* **Action item**
Please count how many lines below contain the word "JSON" and give nothing but that figure.

* **Excerpts from a dataset**

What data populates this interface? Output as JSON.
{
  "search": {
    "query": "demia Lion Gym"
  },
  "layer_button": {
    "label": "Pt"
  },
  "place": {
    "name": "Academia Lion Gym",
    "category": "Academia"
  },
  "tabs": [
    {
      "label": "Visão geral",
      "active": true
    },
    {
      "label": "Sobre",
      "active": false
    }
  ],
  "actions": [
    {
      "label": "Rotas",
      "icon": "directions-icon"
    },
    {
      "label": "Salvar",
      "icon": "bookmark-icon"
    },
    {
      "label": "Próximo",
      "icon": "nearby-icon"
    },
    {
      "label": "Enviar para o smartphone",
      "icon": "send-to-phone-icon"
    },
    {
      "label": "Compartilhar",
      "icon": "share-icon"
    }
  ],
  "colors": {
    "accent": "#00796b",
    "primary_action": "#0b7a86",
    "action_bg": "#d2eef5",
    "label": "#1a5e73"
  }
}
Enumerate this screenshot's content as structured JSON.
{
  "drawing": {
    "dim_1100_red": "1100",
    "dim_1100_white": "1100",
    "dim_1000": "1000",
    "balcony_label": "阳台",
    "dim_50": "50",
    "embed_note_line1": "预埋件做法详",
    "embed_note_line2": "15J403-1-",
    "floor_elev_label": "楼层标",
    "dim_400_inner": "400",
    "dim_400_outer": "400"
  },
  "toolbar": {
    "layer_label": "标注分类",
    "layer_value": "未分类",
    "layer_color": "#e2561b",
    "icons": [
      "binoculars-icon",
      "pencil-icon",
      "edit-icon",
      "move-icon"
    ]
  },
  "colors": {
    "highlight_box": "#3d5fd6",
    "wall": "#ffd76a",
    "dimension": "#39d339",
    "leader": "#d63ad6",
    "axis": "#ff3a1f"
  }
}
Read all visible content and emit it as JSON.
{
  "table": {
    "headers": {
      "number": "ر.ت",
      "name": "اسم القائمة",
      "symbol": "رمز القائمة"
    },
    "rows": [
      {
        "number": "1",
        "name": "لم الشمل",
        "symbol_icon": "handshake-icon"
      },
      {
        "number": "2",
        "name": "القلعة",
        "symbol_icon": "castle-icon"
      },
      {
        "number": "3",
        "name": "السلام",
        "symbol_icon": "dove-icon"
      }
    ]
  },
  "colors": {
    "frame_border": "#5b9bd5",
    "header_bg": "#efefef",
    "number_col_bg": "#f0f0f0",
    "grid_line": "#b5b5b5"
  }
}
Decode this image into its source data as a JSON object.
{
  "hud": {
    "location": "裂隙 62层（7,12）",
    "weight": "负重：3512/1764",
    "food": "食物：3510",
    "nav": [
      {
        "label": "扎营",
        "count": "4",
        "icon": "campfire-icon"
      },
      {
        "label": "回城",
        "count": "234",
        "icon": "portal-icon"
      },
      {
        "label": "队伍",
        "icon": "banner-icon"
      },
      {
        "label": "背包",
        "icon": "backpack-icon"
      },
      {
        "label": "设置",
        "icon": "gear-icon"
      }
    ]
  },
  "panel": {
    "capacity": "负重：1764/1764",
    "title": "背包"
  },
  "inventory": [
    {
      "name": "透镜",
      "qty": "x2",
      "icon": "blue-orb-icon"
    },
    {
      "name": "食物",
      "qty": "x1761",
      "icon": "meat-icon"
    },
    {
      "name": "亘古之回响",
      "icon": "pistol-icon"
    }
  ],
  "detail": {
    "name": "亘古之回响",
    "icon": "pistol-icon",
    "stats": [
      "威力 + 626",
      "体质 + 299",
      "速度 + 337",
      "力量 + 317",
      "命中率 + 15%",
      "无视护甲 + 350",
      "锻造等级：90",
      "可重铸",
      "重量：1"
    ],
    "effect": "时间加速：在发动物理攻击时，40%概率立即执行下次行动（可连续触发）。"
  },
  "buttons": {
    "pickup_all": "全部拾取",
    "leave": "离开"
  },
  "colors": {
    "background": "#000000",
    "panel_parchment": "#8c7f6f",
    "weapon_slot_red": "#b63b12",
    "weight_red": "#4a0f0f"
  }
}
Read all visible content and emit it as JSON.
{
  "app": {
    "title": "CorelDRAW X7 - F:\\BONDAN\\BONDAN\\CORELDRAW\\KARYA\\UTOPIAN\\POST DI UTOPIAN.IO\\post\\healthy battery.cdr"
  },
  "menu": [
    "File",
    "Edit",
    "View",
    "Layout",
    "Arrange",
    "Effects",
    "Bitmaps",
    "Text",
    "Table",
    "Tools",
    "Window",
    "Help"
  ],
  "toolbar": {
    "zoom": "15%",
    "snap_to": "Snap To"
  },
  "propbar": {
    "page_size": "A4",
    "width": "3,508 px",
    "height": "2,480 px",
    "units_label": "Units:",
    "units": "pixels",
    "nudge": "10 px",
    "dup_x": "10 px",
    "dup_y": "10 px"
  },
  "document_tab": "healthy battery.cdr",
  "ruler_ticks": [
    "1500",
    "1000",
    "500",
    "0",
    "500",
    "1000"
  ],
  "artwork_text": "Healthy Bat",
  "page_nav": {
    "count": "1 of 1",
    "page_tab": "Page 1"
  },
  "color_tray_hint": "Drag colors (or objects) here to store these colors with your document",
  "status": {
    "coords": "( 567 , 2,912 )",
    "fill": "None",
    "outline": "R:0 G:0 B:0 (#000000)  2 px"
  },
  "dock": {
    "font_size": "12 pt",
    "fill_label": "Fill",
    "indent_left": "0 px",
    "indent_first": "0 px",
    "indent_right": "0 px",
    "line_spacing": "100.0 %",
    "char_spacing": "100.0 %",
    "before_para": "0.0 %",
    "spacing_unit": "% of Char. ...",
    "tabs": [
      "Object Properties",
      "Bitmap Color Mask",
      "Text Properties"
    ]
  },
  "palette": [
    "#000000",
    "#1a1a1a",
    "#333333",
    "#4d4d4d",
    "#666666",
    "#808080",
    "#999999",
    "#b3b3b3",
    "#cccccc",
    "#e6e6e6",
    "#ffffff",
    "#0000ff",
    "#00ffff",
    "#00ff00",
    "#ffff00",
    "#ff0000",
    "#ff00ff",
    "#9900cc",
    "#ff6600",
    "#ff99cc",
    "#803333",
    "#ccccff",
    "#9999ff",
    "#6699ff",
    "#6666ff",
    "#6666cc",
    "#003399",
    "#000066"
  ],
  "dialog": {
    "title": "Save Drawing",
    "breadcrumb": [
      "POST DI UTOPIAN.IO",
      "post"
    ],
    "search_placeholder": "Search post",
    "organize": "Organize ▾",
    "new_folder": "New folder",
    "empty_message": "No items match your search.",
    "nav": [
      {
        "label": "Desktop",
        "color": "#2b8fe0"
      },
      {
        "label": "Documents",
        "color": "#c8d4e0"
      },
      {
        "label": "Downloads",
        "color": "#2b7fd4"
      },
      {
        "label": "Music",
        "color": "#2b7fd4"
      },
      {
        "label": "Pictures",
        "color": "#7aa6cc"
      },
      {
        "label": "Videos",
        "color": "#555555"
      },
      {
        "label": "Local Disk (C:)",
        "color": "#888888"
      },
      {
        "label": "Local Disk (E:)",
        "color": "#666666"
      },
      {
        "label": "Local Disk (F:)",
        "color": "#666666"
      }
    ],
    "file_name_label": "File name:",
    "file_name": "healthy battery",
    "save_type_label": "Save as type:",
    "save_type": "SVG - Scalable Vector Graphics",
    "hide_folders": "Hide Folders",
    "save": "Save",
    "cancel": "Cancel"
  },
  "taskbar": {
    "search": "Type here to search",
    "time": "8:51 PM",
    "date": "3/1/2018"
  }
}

* **Response**
5